Another nod but with her eyes still closed and her face facing the ceiling. She was glad that he understood what she wanted and couldn’t wait to drink a glass of water. He came back with a glass of water and helped prop her up and held the glass for her as he poured it into her mouth. It was amazing. Dottie realised how thirsty she was. After a few gulps he laid her back down and set the glass on a small side table. She wanted more didn’t want to ask right now. She looked at the man that knelt on the ground next to her. He didn’t look that much older than her, maybe a couple years at most.
He suddenly opened his mouth to speak “My name is Joe. You’re safe, I promise. Can you talk? Can you tell me your name?” he said. Dottie could still hear the hint of concern in his voice.
She looked at him and opened her mouth, but no sound came out. She hadn’t spoken since being in the cabin. She was starting to worry that she had lost her voice. Dottie attempted to clear her throat and tried again. She opened her mouth and out came a squeak.
“It’s okay. You can try later when you’re stronger. Would you like to try to eat some venison stew?” he said quickly, dismissing her attempts to speak. At first she was upset that she couldn’t talk and that he had dismissed her, but this was short lived with the mention of food. She nodded and the man stood and walk around the hall to what she assumed was the kitchen. She could faintly hear his footsteps around the house wondering when he was coming back. She wriggled a little just to move around and clear her throat again. Her hands looked really bad and if she had had more feeling in them she would have had tried to pick up the glass of water, but she feared that she would drop it and anger the man.

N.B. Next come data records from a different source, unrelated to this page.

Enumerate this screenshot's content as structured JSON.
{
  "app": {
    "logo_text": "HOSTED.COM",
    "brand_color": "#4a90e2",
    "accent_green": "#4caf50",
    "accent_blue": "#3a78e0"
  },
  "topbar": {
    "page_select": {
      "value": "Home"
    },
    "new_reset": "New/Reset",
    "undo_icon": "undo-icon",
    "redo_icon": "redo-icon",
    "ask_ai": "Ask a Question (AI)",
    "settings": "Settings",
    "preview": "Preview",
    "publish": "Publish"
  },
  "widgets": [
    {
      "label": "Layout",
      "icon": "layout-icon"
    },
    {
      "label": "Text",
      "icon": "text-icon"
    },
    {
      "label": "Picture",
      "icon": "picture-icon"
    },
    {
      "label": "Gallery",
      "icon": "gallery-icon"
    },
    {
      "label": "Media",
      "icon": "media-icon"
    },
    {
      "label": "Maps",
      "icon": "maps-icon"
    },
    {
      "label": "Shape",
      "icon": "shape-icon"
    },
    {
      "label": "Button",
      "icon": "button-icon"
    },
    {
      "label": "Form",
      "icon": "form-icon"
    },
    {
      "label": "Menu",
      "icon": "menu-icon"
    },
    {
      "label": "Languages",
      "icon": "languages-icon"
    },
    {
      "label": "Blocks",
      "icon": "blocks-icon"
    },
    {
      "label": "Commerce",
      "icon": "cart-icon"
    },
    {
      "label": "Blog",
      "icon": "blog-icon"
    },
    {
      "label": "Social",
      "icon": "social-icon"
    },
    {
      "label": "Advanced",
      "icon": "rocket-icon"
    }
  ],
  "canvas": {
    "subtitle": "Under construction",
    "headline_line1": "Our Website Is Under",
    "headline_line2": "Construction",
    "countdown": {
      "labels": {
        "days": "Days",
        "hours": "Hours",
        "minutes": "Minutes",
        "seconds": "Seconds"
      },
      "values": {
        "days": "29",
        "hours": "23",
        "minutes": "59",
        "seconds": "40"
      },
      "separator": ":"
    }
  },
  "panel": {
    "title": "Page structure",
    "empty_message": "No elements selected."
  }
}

He came back with a pillow and bowl of soup. He set the soup in the chair that he had slept in. He pulled the girl forward and placed the pillow behind her, propping her up so she was sitting. The man, Joe, picked up the stew bowl and pulled the chair closer to the couch and sat in the chair holding the stew in his lap. He fed her the stew for a bit and helped her get up and go to the bathroom. After laying her back on the couch he put Toto back up on her lap. She felt better and soon fell asleep.
After a couple hours she woke up again and again Joe came over and sat besides her and held her hand. Joe talked and told her what had happened. She couldn’t remember much of it, but remembered taking pictures of the mountain.
“Can you talk now? If you can’t it’s fine. Can you try to tell me your name?” Joe asked. He had a habit of asking too many questions at once. “Do you remember why you were out in the snow?”
She cleared her throat and opened her mouth and out came a hoarse whisper this time, “Dottie.” Joe gave her some more water which she greedily drank. “Dottie,” she said a little less harsh.
“Dottie? That’s your name? Dottie, like short for Dorothy?” She nodded. “Dorothy and Toto, like the Wizard Of Oz?. Nice to meet you Dottie,” Joe replied with a warm smile. She smiled back at him.